Blacky learns that it’s not just about him, he’s got teammates to help him. Another example is when Blacky felt guilty and uncomfortable when he saw the graffiti on the jetty. Then he gets rid of it later in the story. Racism is the belief that one race is superior to another. Many examples of racism can be seen throughout the story such as the comment from the character Mad Dog.
Overall satire is a key defining feature of Huckleberry Finn and Twain makes good use of it to poke fun at American and especially midwestern society. At times he is overloads the storyline, and at others, such as the description of Huck's escape from the log cabin, it is unnoticeable, but throughout the story satire keeps coming back to laugh at the characters and their settings and tell us how Twain really
Baldwin shows his knowledge of the streets history as he describes how Harlem began and gradually became the ghetto that it is today. Throughout his essay, Baldwin displays his superior knowledge of Harlem as a whole. Baldwin comes right out with syntax by stating that “The projects in Harlem are hated.” He swiftly establishes his point of view and how he feels about his hometown.

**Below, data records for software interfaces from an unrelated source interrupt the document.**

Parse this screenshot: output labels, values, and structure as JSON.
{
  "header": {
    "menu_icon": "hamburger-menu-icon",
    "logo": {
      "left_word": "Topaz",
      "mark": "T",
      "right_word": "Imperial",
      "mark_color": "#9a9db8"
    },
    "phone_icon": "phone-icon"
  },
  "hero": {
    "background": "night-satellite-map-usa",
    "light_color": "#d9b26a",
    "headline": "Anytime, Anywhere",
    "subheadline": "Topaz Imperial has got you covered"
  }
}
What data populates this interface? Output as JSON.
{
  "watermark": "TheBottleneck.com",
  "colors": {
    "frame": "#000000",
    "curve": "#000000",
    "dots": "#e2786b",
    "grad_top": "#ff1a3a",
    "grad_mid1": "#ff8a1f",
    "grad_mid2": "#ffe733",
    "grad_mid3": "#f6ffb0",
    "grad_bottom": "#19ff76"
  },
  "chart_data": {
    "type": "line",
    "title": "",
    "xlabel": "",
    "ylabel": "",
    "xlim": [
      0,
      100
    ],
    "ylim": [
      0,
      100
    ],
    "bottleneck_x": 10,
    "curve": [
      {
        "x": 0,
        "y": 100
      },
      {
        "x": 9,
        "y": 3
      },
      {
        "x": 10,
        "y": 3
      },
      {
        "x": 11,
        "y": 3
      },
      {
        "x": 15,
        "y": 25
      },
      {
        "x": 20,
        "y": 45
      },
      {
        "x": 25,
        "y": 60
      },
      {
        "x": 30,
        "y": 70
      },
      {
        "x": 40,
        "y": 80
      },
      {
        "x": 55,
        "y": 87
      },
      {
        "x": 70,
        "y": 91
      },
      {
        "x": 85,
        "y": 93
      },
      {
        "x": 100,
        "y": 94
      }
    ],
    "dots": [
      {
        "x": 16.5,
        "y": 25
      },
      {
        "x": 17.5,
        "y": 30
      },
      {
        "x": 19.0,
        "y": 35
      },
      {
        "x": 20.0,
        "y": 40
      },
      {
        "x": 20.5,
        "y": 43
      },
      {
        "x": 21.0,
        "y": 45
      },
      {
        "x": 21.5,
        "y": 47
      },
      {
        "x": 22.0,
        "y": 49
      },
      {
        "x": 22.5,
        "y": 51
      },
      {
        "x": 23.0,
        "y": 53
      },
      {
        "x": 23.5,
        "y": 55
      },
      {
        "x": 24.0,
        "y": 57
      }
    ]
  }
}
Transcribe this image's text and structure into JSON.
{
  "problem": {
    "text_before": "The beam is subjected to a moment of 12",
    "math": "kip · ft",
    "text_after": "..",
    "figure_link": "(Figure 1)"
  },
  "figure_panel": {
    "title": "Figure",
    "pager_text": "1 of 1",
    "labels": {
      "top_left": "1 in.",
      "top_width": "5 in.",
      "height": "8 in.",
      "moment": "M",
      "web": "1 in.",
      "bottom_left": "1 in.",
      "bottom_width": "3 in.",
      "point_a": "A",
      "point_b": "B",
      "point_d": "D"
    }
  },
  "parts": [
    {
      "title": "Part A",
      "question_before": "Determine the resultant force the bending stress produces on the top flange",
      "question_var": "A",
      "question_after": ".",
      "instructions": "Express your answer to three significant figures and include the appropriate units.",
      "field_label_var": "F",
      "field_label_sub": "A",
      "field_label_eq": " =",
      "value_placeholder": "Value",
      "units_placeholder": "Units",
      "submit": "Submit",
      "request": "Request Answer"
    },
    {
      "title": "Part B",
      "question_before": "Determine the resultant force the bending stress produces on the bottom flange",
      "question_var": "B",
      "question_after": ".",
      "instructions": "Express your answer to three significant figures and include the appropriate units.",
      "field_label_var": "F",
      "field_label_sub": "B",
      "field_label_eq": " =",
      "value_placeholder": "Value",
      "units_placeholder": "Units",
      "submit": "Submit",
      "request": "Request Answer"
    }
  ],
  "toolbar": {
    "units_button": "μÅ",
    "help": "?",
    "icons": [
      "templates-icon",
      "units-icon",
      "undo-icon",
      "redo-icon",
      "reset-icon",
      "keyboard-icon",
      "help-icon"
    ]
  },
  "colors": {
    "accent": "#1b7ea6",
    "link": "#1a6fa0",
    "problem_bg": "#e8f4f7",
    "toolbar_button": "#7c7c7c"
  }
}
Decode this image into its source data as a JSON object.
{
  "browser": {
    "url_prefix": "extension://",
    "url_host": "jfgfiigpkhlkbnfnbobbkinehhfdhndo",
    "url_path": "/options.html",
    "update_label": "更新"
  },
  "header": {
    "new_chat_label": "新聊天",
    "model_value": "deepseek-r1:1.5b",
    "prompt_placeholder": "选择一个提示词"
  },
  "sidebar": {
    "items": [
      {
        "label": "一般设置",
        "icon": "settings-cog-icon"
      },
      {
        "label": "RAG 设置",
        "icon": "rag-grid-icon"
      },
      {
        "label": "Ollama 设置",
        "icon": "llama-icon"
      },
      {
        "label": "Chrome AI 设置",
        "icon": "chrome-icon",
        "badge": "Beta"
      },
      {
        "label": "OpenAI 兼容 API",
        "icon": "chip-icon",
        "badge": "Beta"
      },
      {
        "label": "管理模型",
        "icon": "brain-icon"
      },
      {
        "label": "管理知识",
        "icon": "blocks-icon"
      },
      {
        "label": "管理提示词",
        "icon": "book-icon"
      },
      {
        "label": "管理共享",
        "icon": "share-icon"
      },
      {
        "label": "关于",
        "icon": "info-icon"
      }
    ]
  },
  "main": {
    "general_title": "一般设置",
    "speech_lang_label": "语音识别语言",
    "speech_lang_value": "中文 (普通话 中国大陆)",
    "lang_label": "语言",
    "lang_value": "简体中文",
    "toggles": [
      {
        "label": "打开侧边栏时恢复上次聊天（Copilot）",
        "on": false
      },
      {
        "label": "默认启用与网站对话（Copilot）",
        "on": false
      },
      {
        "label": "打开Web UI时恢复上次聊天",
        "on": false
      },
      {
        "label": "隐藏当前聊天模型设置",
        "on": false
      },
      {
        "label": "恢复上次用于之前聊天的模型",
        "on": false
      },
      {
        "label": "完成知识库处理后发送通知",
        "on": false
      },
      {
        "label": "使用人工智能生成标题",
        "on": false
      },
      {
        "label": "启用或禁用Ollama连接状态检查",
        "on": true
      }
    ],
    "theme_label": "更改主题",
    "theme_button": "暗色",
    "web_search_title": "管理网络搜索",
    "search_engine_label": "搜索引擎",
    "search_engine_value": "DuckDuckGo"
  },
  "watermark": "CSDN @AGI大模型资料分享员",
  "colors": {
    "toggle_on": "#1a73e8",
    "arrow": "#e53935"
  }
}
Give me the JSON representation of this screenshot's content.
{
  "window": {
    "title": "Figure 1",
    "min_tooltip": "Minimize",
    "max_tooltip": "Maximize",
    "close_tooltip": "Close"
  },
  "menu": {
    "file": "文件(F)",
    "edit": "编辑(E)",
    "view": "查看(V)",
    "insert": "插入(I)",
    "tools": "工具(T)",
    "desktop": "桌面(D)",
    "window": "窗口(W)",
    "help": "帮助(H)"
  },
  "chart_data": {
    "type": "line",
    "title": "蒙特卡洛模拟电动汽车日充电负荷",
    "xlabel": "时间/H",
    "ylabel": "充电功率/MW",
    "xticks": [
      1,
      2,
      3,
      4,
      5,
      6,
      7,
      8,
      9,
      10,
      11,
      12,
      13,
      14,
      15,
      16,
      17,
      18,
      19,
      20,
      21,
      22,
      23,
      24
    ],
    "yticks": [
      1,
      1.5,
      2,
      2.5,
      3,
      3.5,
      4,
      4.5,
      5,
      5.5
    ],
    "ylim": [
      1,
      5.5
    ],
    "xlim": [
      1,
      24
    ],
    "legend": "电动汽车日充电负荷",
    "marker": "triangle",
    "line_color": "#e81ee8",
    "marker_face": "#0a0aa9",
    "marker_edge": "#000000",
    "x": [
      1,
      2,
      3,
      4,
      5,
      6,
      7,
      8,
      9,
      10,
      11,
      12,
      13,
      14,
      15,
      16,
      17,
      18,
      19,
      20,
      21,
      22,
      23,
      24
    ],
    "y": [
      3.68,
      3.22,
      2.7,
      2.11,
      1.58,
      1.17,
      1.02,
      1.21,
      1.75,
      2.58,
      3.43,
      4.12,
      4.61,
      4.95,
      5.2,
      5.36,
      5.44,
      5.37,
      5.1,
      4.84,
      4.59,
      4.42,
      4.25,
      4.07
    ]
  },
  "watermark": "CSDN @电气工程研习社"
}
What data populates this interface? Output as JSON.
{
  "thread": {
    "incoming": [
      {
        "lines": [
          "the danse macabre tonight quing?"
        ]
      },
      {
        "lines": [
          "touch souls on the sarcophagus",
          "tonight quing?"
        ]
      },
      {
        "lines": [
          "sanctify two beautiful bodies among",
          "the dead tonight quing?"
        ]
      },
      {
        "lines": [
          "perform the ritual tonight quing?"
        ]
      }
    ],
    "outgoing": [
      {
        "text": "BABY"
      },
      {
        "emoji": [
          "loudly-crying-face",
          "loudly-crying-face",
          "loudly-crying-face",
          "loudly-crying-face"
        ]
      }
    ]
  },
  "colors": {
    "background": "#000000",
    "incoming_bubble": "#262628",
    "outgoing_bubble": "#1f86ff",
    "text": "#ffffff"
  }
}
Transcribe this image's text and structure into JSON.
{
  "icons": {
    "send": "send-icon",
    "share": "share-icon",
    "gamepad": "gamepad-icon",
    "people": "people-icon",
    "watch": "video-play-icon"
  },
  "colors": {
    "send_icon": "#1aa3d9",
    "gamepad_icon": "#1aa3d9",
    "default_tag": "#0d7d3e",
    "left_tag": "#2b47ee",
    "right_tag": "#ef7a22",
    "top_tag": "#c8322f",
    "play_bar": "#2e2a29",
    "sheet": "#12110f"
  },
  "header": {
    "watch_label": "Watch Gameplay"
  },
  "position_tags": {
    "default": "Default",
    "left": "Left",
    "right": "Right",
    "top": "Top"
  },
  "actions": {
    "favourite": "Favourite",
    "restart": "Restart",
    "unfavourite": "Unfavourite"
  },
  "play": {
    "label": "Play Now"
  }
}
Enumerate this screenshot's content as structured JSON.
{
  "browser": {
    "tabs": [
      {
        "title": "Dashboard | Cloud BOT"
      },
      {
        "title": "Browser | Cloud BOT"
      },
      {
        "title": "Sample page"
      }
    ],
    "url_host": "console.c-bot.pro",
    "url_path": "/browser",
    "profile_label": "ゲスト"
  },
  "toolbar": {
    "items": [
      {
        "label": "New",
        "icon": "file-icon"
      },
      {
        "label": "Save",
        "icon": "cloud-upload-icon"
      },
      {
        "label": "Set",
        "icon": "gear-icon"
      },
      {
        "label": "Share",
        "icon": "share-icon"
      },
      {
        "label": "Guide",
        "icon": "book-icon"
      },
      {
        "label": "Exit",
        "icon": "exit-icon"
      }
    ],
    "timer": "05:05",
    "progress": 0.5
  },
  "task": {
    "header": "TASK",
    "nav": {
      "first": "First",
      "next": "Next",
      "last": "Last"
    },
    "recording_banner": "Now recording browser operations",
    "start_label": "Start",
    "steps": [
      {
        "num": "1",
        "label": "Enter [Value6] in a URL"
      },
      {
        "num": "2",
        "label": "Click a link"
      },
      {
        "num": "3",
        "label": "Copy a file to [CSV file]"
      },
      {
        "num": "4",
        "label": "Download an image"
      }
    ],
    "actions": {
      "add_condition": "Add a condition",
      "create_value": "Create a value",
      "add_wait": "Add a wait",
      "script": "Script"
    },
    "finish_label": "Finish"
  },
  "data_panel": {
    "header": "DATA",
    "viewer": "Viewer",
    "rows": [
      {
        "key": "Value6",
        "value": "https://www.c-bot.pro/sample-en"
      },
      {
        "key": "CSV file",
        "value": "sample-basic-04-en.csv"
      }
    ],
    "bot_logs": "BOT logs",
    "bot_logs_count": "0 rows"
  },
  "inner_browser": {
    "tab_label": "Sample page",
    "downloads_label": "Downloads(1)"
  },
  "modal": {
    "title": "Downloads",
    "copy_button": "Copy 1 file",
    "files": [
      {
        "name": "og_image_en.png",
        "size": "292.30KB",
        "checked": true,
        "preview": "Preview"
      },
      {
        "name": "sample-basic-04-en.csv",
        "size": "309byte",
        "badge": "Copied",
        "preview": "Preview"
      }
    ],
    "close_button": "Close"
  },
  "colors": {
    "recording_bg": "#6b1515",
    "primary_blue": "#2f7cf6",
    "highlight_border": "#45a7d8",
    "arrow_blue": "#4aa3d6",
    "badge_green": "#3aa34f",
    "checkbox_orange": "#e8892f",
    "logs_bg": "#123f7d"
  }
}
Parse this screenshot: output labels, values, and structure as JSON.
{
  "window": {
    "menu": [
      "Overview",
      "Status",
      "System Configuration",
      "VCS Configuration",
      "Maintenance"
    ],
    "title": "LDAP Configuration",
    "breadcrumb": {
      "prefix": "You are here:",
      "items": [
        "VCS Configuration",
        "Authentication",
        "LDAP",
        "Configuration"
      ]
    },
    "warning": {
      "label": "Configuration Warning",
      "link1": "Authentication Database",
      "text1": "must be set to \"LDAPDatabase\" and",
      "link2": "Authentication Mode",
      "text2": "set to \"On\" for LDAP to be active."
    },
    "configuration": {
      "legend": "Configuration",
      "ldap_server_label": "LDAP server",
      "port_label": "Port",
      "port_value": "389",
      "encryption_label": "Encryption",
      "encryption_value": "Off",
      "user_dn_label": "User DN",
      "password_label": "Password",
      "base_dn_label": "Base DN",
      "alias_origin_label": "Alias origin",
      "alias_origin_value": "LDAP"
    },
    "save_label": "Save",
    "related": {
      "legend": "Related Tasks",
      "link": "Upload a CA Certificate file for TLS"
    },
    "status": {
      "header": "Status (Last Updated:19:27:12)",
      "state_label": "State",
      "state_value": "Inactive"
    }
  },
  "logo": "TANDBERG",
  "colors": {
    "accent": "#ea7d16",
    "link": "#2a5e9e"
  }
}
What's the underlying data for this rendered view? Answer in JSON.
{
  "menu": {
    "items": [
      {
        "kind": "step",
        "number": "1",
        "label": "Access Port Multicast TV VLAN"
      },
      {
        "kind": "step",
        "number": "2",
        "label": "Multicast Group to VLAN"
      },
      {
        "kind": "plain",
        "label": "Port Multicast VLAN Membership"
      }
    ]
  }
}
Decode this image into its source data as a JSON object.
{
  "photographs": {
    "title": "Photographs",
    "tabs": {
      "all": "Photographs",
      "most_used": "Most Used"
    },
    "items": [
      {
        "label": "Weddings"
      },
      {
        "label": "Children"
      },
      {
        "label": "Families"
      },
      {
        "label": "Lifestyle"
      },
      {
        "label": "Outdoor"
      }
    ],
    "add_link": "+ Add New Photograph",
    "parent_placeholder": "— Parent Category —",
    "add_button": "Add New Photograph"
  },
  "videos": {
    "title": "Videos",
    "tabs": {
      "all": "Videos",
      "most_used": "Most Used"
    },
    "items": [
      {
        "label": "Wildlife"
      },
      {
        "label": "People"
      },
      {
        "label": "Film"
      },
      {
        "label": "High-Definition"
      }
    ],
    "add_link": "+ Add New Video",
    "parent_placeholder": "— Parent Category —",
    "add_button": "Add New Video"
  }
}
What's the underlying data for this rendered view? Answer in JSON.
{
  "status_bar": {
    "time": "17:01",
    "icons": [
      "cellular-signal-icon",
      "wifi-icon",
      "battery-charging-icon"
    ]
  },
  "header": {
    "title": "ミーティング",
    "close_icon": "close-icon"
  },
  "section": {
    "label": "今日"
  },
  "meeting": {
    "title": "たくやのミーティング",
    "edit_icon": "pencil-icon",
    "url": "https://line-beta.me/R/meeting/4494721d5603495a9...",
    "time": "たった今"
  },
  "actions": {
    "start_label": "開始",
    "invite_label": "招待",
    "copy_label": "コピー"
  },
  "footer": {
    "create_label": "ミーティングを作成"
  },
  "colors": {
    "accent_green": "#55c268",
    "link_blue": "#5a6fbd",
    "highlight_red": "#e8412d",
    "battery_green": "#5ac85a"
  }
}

He emphasizes that they will remain hated no matter what attempt is made on paper by repeating the phrase “no matter how many times” on several occasions in his opening paragraph. As he begins to go into detail on the appearance of Harlem, Baldwin paints a portrait of the housing being that of a prison and the churches having slits in them like those of a castle prepared to ward off wave after wave of enemy soldiers.
Other significant sociological concepts can be identified as the main character behaviors tend to be politically motivated to stay in power. The simplest concepts observed while watching Boss lies in the show's depiction of the midwest culture of the windy city Chicago. The introduction of the show features a clips of people of different races, statues, and monuments located in Chicago all being covered by the shows themes song playing “Satan Your Kingdom Must Come Down” which may or may not depict a religious reference of some sort in relationship to the show. However it does give evidence of possibility of a Christian background. The introduction also show the use of the cities technology showing the cities metro railing in use.
Analysis of James Baldwin’s “Harlem” Cameron Wong James Baldwin knows the Harlem ghettos in New York City are grim and unforgiving. His familiarity with the neighborhood is showcased in his essay, “Harlem”. In it, Baldwin utilizes imagery, syntax, and detailed language to achieve his goal of evoking a little sympathy for his hometown and perhaps encouraging others to take action against the discreet injustice that takes place there. Baldwin strives to open the eyes of the rest of the world to how miserable life is for a Harlem resident. Baldwin’s essay begins with short, repetitious sentences stating the main idea of his paper: how Harlem and all its inhabitants are hated by white people.